New articles: Faculty in Jordan; Undergraduates in China; Parents information seeking
Further Research. Journal of Medical Internet Research, 22(8), e19985. https://www.jmir.org/2020/8/e19985
A notable flaw in this "systematic" review (evidently not picked up in peer review!) is that they didn't search any information databases (such as LISA), but just medical ones plus Google Scholar, and although they did search PubMed (which includes some information science journals) and Scholar, their search was very limited in terms of alternatives to "information seeking" (e.g. it didn't include "information searching" or "information behavio(u)r"). Moving on from that gripe, it is a useful search of the medical literature on this topic. From the abstract " A total of 33 studies met the inclusion criteria. Findings suggest that parents worldwide are heavy online users of health-related information for their children across highly diverse circumstances. A total of 6 studies found high parental health anxiety, with prevalences ranging from 14% to 52%. Although parents reported wishing for more guidance from their pediatrician on how to find reliable information, they rarely discussed retrieved information from the web. The conceptual model of proxy online health information seeking includes 49 variables."

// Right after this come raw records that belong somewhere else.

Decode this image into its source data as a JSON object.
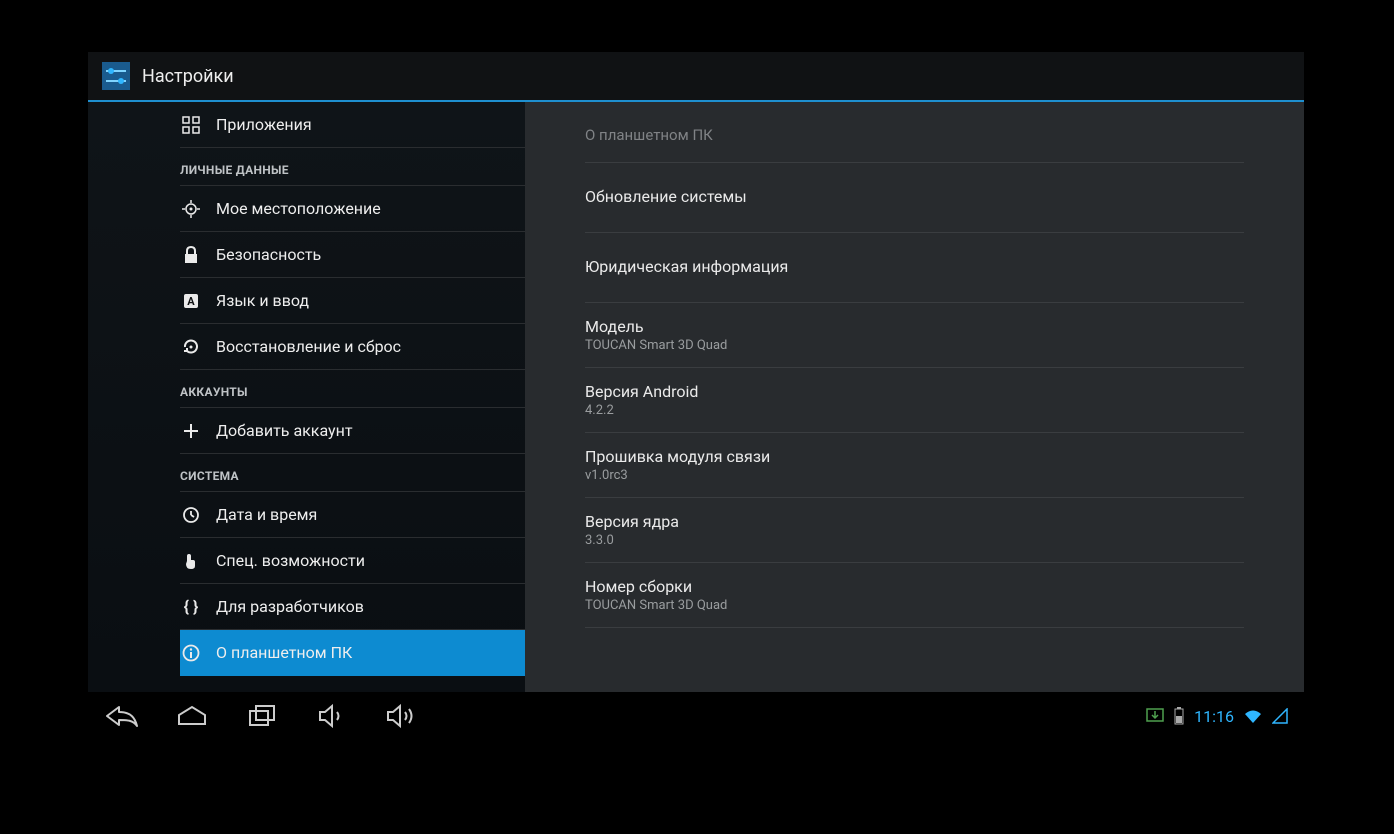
{
  "header": {
    "title": "Настройки"
  },
  "sidebar": {
    "items": [
      {
        "label": "Приложения",
        "icon": "apps"
      },
      {
        "head": "ЛИЧНЫЕ ДАННЫЕ"
      },
      {
        "label": "Мое местоположение",
        "icon": "location"
      },
      {
        "label": "Безопасность",
        "icon": "lock"
      },
      {
        "label": "Язык и ввод",
        "icon": "language"
      },
      {
        "label": "Восстановление и сброс",
        "icon": "reset"
      },
      {
        "head": "АККАУНТЫ"
      },
      {
        "label": "Добавить аккаунт",
        "icon": "plus"
      },
      {
        "head": "СИСТЕМА"
      },
      {
        "label": "Дата и время",
        "icon": "clock"
      },
      {
        "label": "Спец. возможности",
        "icon": "hand"
      },
      {
        "label": "Для разработчиков",
        "icon": "braces"
      },
      {
        "label": "О планшетном ПК",
        "icon": "info",
        "selected": true
      }
    ]
  },
  "detail": {
    "title": "О планшетном ПК",
    "rows": [
      {
        "title": "Обновление системы",
        "tall": true
      },
      {
        "title": "Юридическая информация",
        "tall": true
      },
      {
        "title": "Модель",
        "sub": "TOUCAN Smart 3D Quad"
      },
      {
        "title": "Версия Android",
        "sub": "4.2.2"
      },
      {
        "title": "Прошивка модуля связи",
        "sub": "v1.0rc3"
      },
      {
        "title": "Версия ядра",
        "sub": "3.3.0"
      },
      {
        "title": "Номер сборки",
        "sub": "TOUCAN Smart 3D Quad"
      }
    ]
  },
  "statusbar": {
    "time": "11:16"
  }
}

- Niqresh, M., & Al Dwairi, K. (2020). The degree of possession of the faculty members at Princess Alia University College for the skills on the use of databases and its relation to research performance. International Journal of Library and Information Science, 12(1), 1-8. https://doi.org/10.5897/IJLIS2019.0893
"This study aimed to know the viewpoint of faculty members at Princess Alia University College [which is in Jordan] on the degree of possession of the skills to use databases and its relationship with their research performance and to investigate the effect of gender, experience, qualification, and academic rank on the point of view of faculty members.The study sample consisted of 40 faculty members, males (17) and females (23) from Princess Alia University College. Means and standard deviations and t-test were used to analyze the results. The results showed that there were statistically significant differences in the views of the faculty members on the degree of possession of skills on the use of databases and its relationship with their research performance. It also showed a statistically significant difference at the level of significance (α ≥ 0.05) in their views attributed to the experience. There are statistically significant differences at the level of significance (α ≥ 0.05) in their views attributed to gender, and results also showed the existence of clear statistically significant differences in the views of the faculty members on the degree of possession of the skills on the use of databases and its relationship with their research performance by reason of qualification and academic rank variables."
- Jiang, X. et al. (2020). Investigation of Information Literacy of Undergraduate. ICIEI 2020: Proceedings of the 5th International Conference on Information and Education Innovations. (pp.52–55) https://doi.org/10.1145/3411681.3411690
"We collected the questionnaires of 11051 students from 65 universities [in China], which are selected from 16 provinces and 35 cities." "By the investigation, we find the following cases. (1) The students have less access to information. The utilization of school libraries is not high. (2) The students can't process information well, and are not familiar with literature retrieval and search engine methods. And these have the limited search methods and want to learn the methods of academic research. (3) The students talked excessively, violated other people's privacy or reputation, and 54.73% of the students could not report illegal websites. The reason is the lack of understanding of laws and regulations"
Photo by Sheila Webber: garden pot of geraniums, August 2020